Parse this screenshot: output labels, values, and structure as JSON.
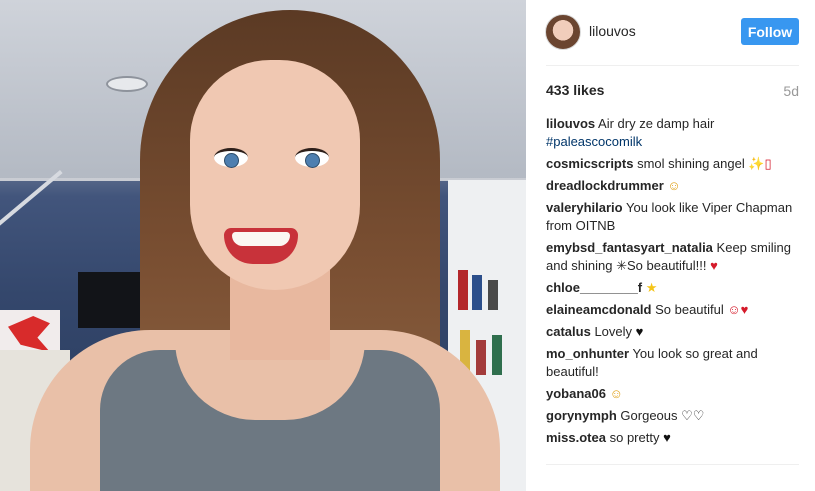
{
  "post": {
    "username": "lilouvos",
    "follow_label": "Follow",
    "likes": "433 likes",
    "age": "5d",
    "caption_user": "lilouvos",
    "caption_text": "Air dry ze damp hair",
    "hashtag": "#paleascocomilk"
  },
  "comments": [
    {
      "user": "cosmicscripts",
      "text": "smol shining angel",
      "emoji": "✨▯",
      "emoji_class": "emoji-heart"
    },
    {
      "user": "dreadlockdrummer",
      "text": "",
      "emoji": "☺",
      "emoji_class": "emoji-smile"
    },
    {
      "user": "valeryhilario",
      "text": "You look like Viper Chapman from OITNB",
      "emoji": "",
      "emoji_class": ""
    },
    {
      "user": "emybsd_fantasyart_natalia",
      "text": "Keep smiling and shining ✳So beautiful!!!",
      "emoji": "♥",
      "emoji_class": "emoji-heart"
    },
    {
      "user": "chloe________f",
      "text": "",
      "emoji": "★",
      "emoji_class": "emoji-star"
    },
    {
      "user": "elaineamcdonald",
      "text": "So beautiful",
      "emoji": "☺♥",
      "emoji_class": "emoji-heart"
    },
    {
      "user": "catalus",
      "text": "Lovely",
      "emoji": "♥",
      "emoji_class": "emoji-black"
    },
    {
      "user": "mo_onhunter",
      "text": "You look so great and beautiful!",
      "emoji": "",
      "emoji_class": ""
    },
    {
      "user": "yobana06",
      "text": "",
      "emoji": "☺",
      "emoji_class": "emoji-smile"
    },
    {
      "user": "gorynymph",
      "text": "Gorgeous",
      "emoji": "♡♡",
      "emoji_class": "emoji-black"
    },
    {
      "user": "miss.otea",
      "text": "so pretty",
      "emoji": "♥",
      "emoji_class": "emoji-black"
    }
  ],
  "colors": {
    "accent": "#3897f0",
    "hashtag": "#003569",
    "muted": "#999999"
  }
}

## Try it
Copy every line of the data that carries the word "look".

## Reply to the task
      "text": "You look like Viper Chapman from OITNB",
      "text": "You look so great and beautiful!",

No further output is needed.